- United Kingdom: Alumni Graduate of the University of Edinburgh
- Montgomery-Massingberd, Hugh (editor). Burke's Guide to the Royal Family, Burke's Peerage, London, 1973, p. 279. ISBN 0-220-66222-3
- de Badts de Cugnac, Chantal. Coutant de Saisseval, Guy. Le Petit Gotha. Nouvelle Imprimerie Laballery, Paris 2002, p. 769 (French) ISBN 2-9507974-3-1
- (Romanian) King Michael I announces the severance of all historical and dynastic ties to the House of Hohenzollern, Adevarul, 11 May 2011
- (Romanian) The history of the conflicts between the Royal House of Romania and the Princely House of Hohenzollern, Adevarul, 11 May 2011
- "Compression," Time, 12 January 1948
- "Milestones," Time, 21 June 1948
- Fundamental Rules of the Royal Family of Romania
- (Romanian) "Princess Margarita, heir to the throne of Romania," Evenimentul Zilei, 30 December 2007
- (Romanian) "The King and Margareta – On The "Day of the Republic" The King Designated His Successor", Jurnalul National, 2 January 2008
- (Romanian) "The Actor Duda in The Role of A Lifetime: Prince Consort of Romania," Cotidianul, 3 January 2008

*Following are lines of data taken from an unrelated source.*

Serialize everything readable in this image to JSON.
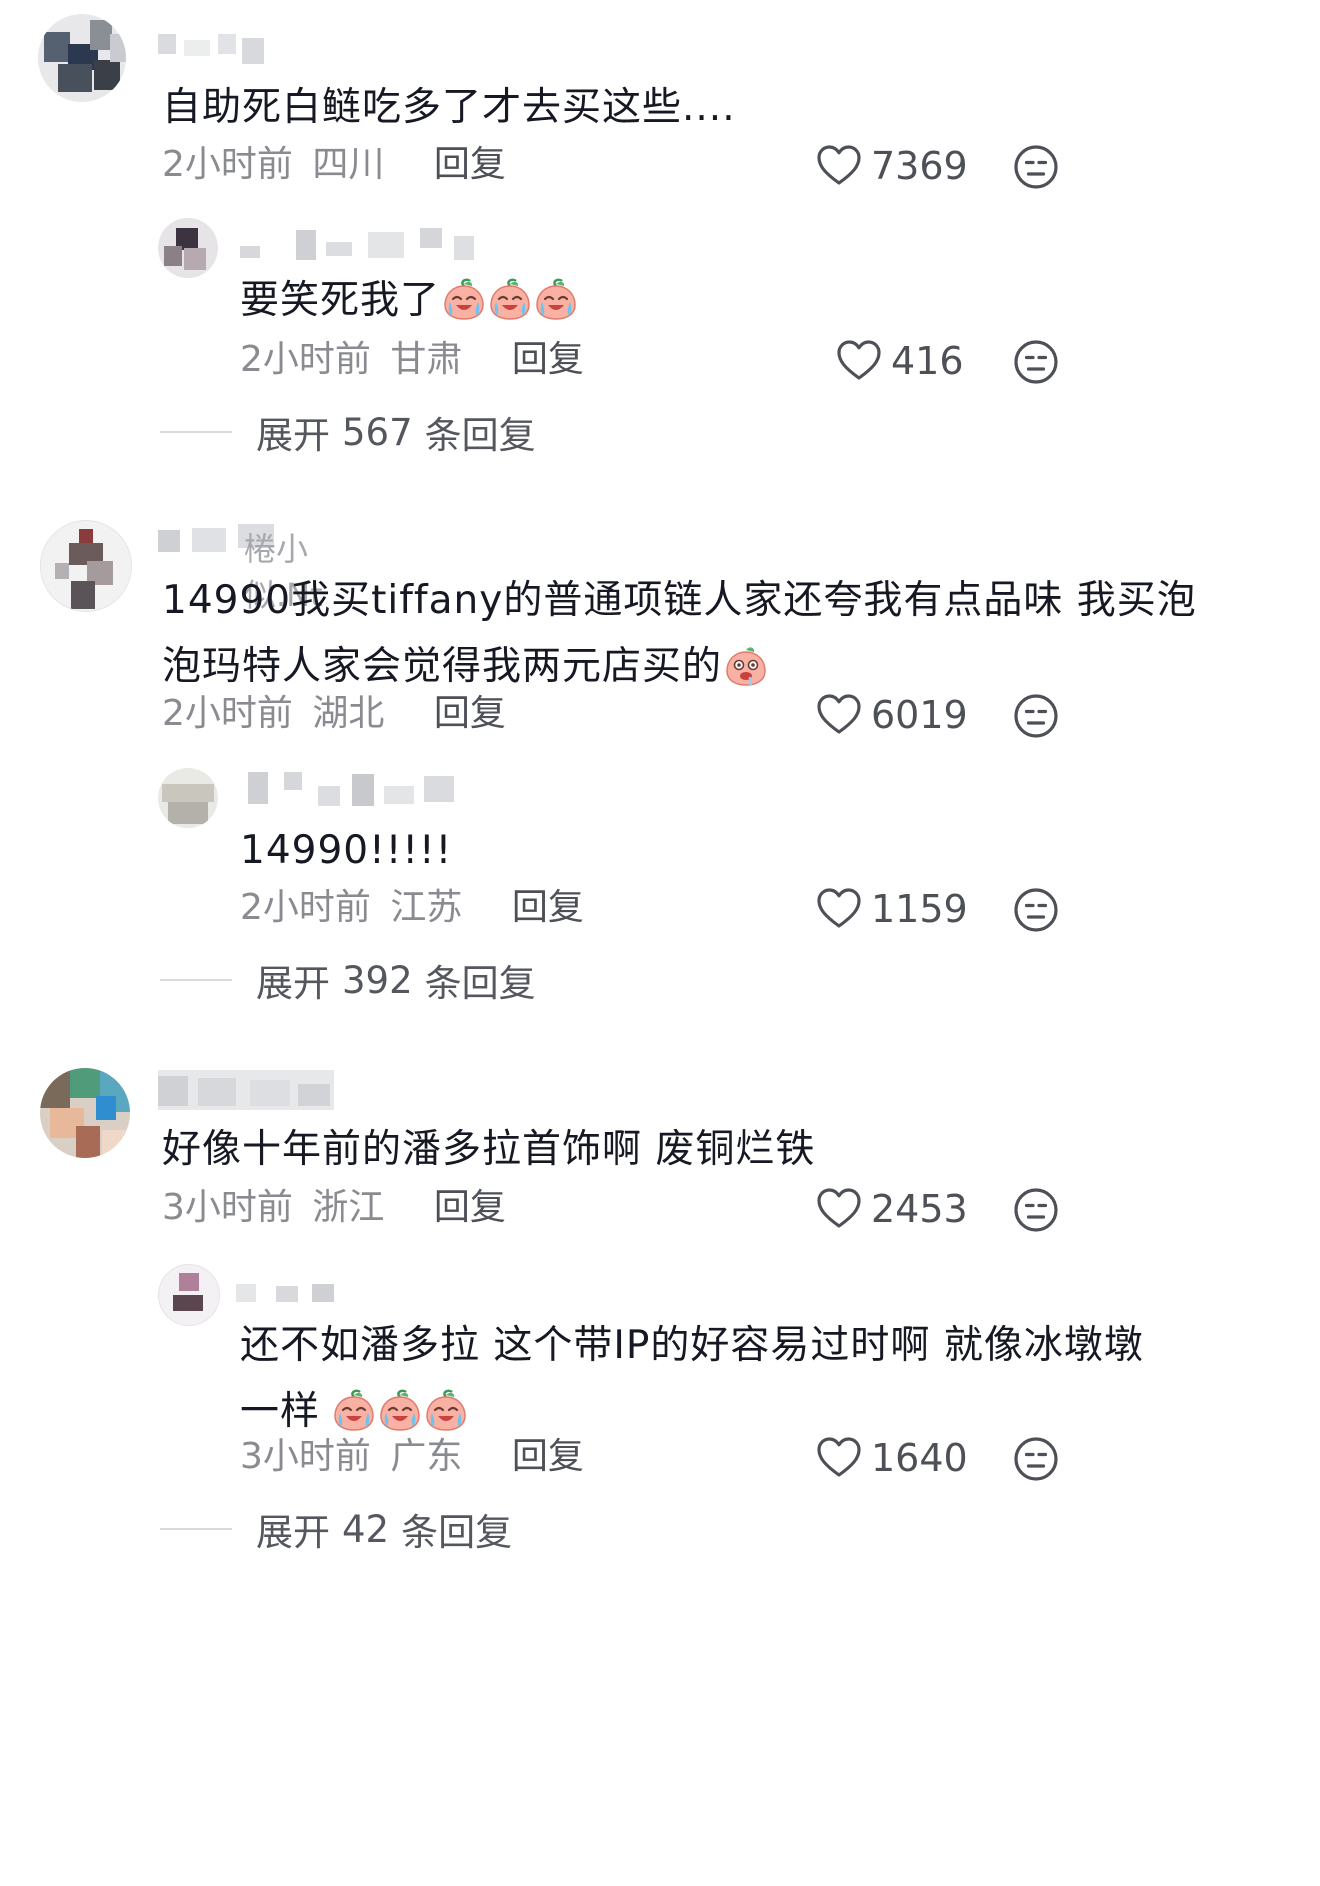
{
  "comments": [
    {
      "text": "自助死白鲢吃多了才去买这些....",
      "time": "2小时前",
      "location": "四川",
      "reply_label": "回复",
      "likes": "7369",
      "replies": [
        {
          "text": "要笑死我了",
          "emoji": "crying-laughing-peach-emoji x3",
          "time": "2小时前",
          "location": "甘肃",
          "reply_label": "回复",
          "likes": "416"
        }
      ],
      "expand_prefix": "展开",
      "expand_count": "567",
      "expand_suffix": "条回复"
    },
    {
      "username_visible": "棬小似.Nt",
      "text_line1": "14990我买tiffany的普通项链人家还夸我有点品味 我买泡",
      "text_line2": "泡玛特人家会觉得我两元店买的",
      "emoji": "drooling-peach-emoji",
      "time": "2小时前",
      "location": "湖北",
      "reply_label": "回复",
      "likes": "6019",
      "replies": [
        {
          "text": "14990!!!!!",
          "time": "2小时前",
          "location": "江苏",
          "reply_label": "回复",
          "likes": "1159"
        }
      ],
      "expand_prefix": "展开",
      "expand_count": "392",
      "expand_suffix": "条回复"
    },
    {
      "text": "好像十年前的潘多拉首饰啊 废铜烂铁",
      "time": "3小时前",
      "location": "浙江",
      "reply_label": "回复",
      "likes": "2453",
      "replies": [
        {
          "text_line1": "还不如潘多拉 这个带IP的好容易过时啊 就像冰墩墩",
          "text_line2": "一样",
          "emoji": "crying-laughing-peach-emoji x3",
          "time": "3小时前",
          "location": "广东",
          "reply_label": "回复",
          "likes": "1640"
        }
      ],
      "expand_prefix": "展开",
      "expand_count": "42",
      "expand_suffix": "条回复"
    }
  ],
  "icons": {
    "like": "heart-outline-icon",
    "dislike": "neutral-face-icon"
  },
  "colors": {
    "text_primary": "#161823",
    "text_secondary": "#8a8b91",
    "reply_link": "#4e5058",
    "emoji_peach": "#f6a79b"
  }
}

- Romanian: http://www.hotnews.ro/stiri-esential-2142475-principesa-margareta-mostenitoarea-tronului-romaniei.htm
- Princess Margaret of Romania Trust website http://www.pmrt.co.uk/
- (Romanian) 2006 Annual Report, The Princess Margarita of Romania Foundation website
- (Romanian) "The Prime Minister proposed Radu Duda a seat as a Senator of the Democrat Social Party (ruling party in Romania)," MEDIAFAX AGENCY, 6 August 2004
- (Romanian) "10 May – Sad Destiny, Memorable Date", Dilema Veche, 12 May 2006
- Official biography PMRT website http://www.fpmr.ro/index.php?page=hrh-the-princess-margarita
- "Blair hit by Saudi 'bribery' threat," The Sunday Times, 19 November 2006
- "Bribery inquiry may force £7m refund to Romania", The Guardian, 15 June 2006
- (Romanian) Zeamă de dude, "Mulberry Juice", Gândul, 21 June 2006
- (Romanian) BAE – sponsor regal, "BAE: Royal Sponsor", Gardianul, 16 June 2006
- (Romanian) Principele Duda, coleg la Colegiul de Apărare cu semnatarul contractului cu BAE, "Prince Duda, Classmate at The National Defence University with The Signer of The BAE Contract", Gardianul, 17 June 2006
- (Romanian) PNŢCD gândeşte revenirea la monarhie prin Prinţul Nicolae, "PNŢCD Plans The Restoration of Monarchy through Prince Nicholas", Ziua, 1 March 2002
- (Romanian) PNŢCD caută un Rege, "PNŢCD Is Looking for A King", Evenimentul Zilei, 1 March 2002
- (Romanian) Principesa Margareta invitată să candideze, "Princess Margarita Invited to Run for Office" , Ziarul Financiar, 24 July 2003
- (Romanian) "The Princess in The Senate", Evenimentul Zilei, 25 July 2003
- "King Mihai I Turns 85", Ziua, 25 October 2006
- 41% dintre romani ar vota pentru mentinerea republicii, 27,2% ar alege monarhia - INSCOP. Retrieved 2013-08-02.
- Speaker biography http://www.microsoft.com/romania/diversity/wlc/speakers.aspx
- http://www.familiaregala.ro/ro/familia-regala-astazi/ordine-si-medalii/ Ordine si medalii
- Ordine si medalii
- The Royal Forums
- Royal Family of Romania visits Roma
- Order of Saint Isabel
- The Princess Margareta of Romania Foundation website
- The official website of The Romanian Royal Family
Princess Margareta of RomaniaBorn: 26 March 1949
||Line of succession to the former Romanian throne
according to the 2007 Statute